◆ AIM OF THE TASK
Among the entries that follow, find every line with the word "Single" and list it.

PROVIDED RECORDS START

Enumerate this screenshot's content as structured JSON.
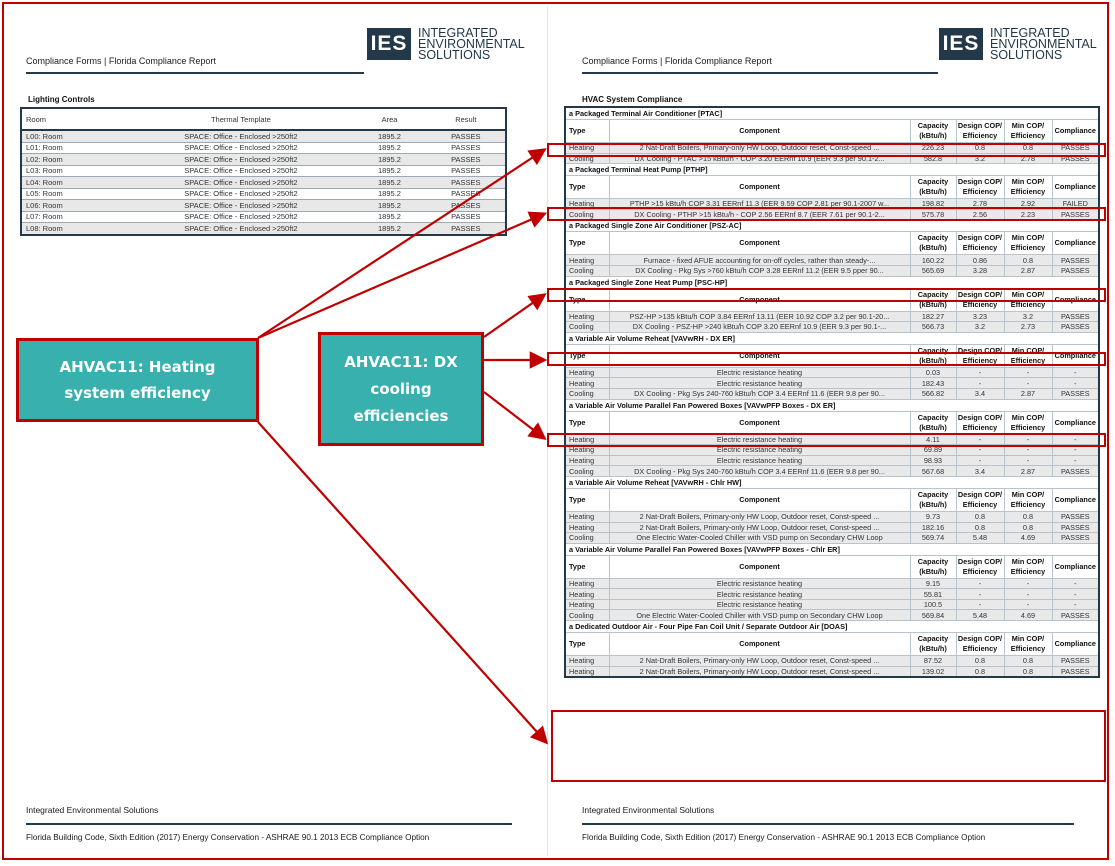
{
  "header": {
    "title": "Compliance Forms  | Florida Compliance Report",
    "logo_box": "IES",
    "logo_line1": "INTEGRATED",
    "logo_line2": "ENVIRONMENTAL",
    "logo_line3": "SOLUTIONS"
  },
  "lighting": {
    "title": "Lighting Controls",
    "columns": [
      "Room",
      "Thermal Template",
      "Area",
      "Result"
    ],
    "rows": [
      [
        "L00: Room",
        "SPACE: Office - Enclosed >250ft2",
        "1895.2",
        "PASSES"
      ],
      [
        "L01: Room",
        "SPACE: Office - Enclosed >250ft2",
        "1895.2",
        "PASSES"
      ],
      [
        "L02: Room",
        "SPACE: Office - Enclosed >250ft2",
        "1895.2",
        "PASSES"
      ],
      [
        "L03: Room",
        "SPACE: Office - Enclosed >250ft2",
        "1895.2",
        "PASSES"
      ],
      [
        "L04: Room",
        "SPACE: Office - Enclosed >250ft2",
        "1895.2",
        "PASSES"
      ],
      [
        "L05: Room",
        "SPACE: Office - Enclosed >250ft2",
        "1895.2",
        "PASSES"
      ],
      [
        "L06: Room",
        "SPACE: Office - Enclosed >250ft2",
        "1895.2",
        "PASSES"
      ],
      [
        "L07: Room",
        "SPACE: Office - Enclosed >250ft2",
        "1895.2",
        "PASSES"
      ],
      [
        "L08: Room",
        "SPACE: Office - Enclosed >250ft2",
        "1895.2",
        "PASSES"
      ]
    ]
  },
  "hvac": {
    "title": "HVAC System Compliance",
    "columns": [
      "Type",
      "Component",
      "Capacity (kBtu/h)",
      "Design COP/ Efficiency",
      "Min COP/ Efficiency",
      "Compliance"
    ],
    "systems": [
      {
        "name": "a Packaged Terminal Air Conditioner [PTAC]",
        "rows": [
          [
            "Heating",
            "2 Nat-Draft Boilers, Primary-only HW Loop, Outdoor reset, Const-speed ...",
            "226.23",
            "0.8",
            "0.8",
            "PASSES"
          ],
          [
            "Cooling",
            "DX Cooling - PTAC >15 kBtu/h - COP 3.20 EERnf 10.9 (EER 9.3 per 90.1-2...",
            "582.8",
            "3.2",
            "2.78",
            "PASSES"
          ]
        ]
      },
      {
        "name": "a Packaged Terminal Heat Pump [PTHP]",
        "rows": [
          [
            "Heating",
            "PTHP >15 kBtu/h COP 3.31 EERnf 11.3 (EER 9.59 COP 2.81 per 90.1-2007 w...",
            "198.82",
            "2.78",
            "2.92",
            "FAILED"
          ],
          [
            "Cooling",
            "DX Cooling - PTHP >15 kBtu/h - COP 2.56 EERnf 8.7 (EER 7.61 per 90.1-2...",
            "575.78",
            "2.56",
            "2.23",
            "PASSES"
          ]
        ]
      },
      {
        "name": "a Packaged Single Zone Air Conditioner [PSZ-AC]",
        "rows": [
          [
            "Heating",
            "Furnace - fixed AFUE accounting for on-off cycles, rather than steady-...",
            "160.22",
            "0.86",
            "0.8",
            "PASSES"
          ],
          [
            "Cooling",
            "DX Cooling - Pkg Sys >760 kBtu/h COP 3.28 EERnf 11.2 (EER 9.5 pper 90...",
            "565.69",
            "3.28",
            "2.87",
            "PASSES"
          ]
        ]
      },
      {
        "name": "a Packaged Single Zone Heat Pump [PSC-HP]",
        "rows": [
          [
            "Heating",
            "PSZ-HP >135 kBtu/h COP 3.84 EERnf 13.11 (EER 10.92 COP 3.2 per 90.1-20...",
            "182.27",
            "3.23",
            "3.2",
            "PASSES"
          ],
          [
            "Cooling",
            "DX Cooling - PSZ-HP >240 kBtu/h COP 3.20 EERnf 10.9 (EER 9.3 per 90.1-...",
            "566.73",
            "3.2",
            "2.73",
            "PASSES"
          ]
        ]
      },
      {
        "name": "a Variable Air Volume Reheat [VAVwRH - DX ER]",
        "rows": [
          [
            "Heating",
            "Electric resistance heating",
            "0.03",
            "-",
            "-",
            "-"
          ],
          [
            "Heating",
            "Electric resistance heating",
            "182.43",
            "-",
            "-",
            "-"
          ],
          [
            "Cooling",
            "DX Cooling - Pkg Sys 240-760 kBtu/h COP 3.4 EERnf 11.6 (EER 9.8 per 90...",
            "566.82",
            "3.4",
            "2.87",
            "PASSES"
          ]
        ]
      },
      {
        "name": "a Variable Air Volume Parallel Fan Powered Boxes [VAVwPFP Boxes - DX ER]",
        "rows": [
          [
            "Heating",
            "Electric resistance heating",
            "4.11",
            "-",
            "-",
            "-"
          ],
          [
            "Heating",
            "Electric resistance heating",
            "69.89",
            "-",
            "-",
            "-"
          ],
          [
            "Heating",
            "Electric resistance heating",
            "98.93",
            "-",
            "-",
            "-"
          ],
          [
            "Cooling",
            "DX Cooling - Pkg Sys 240-760 kBtu/h COP 3.4 EERnf 11.6 (EER 9.8 per 90...",
            "567.68",
            "3.4",
            "2.87",
            "PASSES"
          ]
        ]
      },
      {
        "name": "a Variable Air Volume Reheat [VAVwRH - Chlr HW]",
        "rows": [
          [
            "Heating",
            "2 Nat-Draft Boilers, Primary-only HW Loop, Outdoor reset, Const-speed ...",
            "9.73",
            "0.8",
            "0.8",
            "PASSES"
          ],
          [
            "Heating",
            "2 Nat-Draft Boilers, Primary-only HW Loop, Outdoor reset, Const-speed ...",
            "182.16",
            "0.8",
            "0.8",
            "PASSES"
          ],
          [
            "Cooling",
            "One Electric Water-Cooled Chiller with VSD pump on Secondary CHW Loop",
            "569.74",
            "5.48",
            "4.69",
            "PASSES"
          ]
        ]
      },
      {
        "name": "a Variable Air Volume Parallel Fan Powered Boxes [VAVwPFP Boxes - Chlr ER]",
        "rows": [
          [
            "Heating",
            "Electric resistance heating",
            "9.15",
            "-",
            "-",
            "-"
          ],
          [
            "Heating",
            "Electric resistance heating",
            "55.81",
            "-",
            "-",
            "-"
          ],
          [
            "Heating",
            "Electric resistance heating",
            "100.5",
            "-",
            "-",
            "-"
          ],
          [
            "Cooling",
            "One Electric Water-Cooled Chiller with VSD pump on Secondary CHW Loop",
            "569.84",
            "5.48",
            "4.69",
            "PASSES"
          ]
        ]
      },
      {
        "name": "a Dedicated Outdoor Air - Four Pipe Fan Coil Unit / Separate Outdoor Air [DOAS]",
        "rows": [
          [
            "Heating",
            "2 Nat-Draft Boilers, Primary-only HW Loop, Outdoor reset, Const-speed ...",
            "87.52",
            "0.8",
            "0.8",
            "PASSES"
          ],
          [
            "Heating",
            "2 Nat-Draft Boilers, Primary-only HW Loop, Outdoor reset, Const-speed ...",
            "139.02",
            "0.8",
            "0.8",
            "PASSES"
          ]
        ]
      }
    ]
  },
  "callouts": {
    "heating_line1": "AHVAC11: Heating",
    "heating_line2": "system efficiency",
    "dx_line1": "AHVAC11: DX",
    "dx_line2": "cooling",
    "dx_line3": "efficiencies"
  },
  "footer": {
    "org": "Integrated Environmental Solutions",
    "code": "Florida Building Code, Sixth Edition (2017) Energy Conservation - ASHRAE 90.1 2013 ECB Compliance Option"
  },
  "colors": {
    "navy": "#23394a",
    "callout_teal": "#37b0ae",
    "annotation_red": "#c00000"
  }
}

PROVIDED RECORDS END

◆ TASK OUTPUT
        "name": "a Packaged Single Zone Air Conditioner [PSZ-AC]",
        "name": "a Packaged Single Zone Heat Pump [PSC-HP]",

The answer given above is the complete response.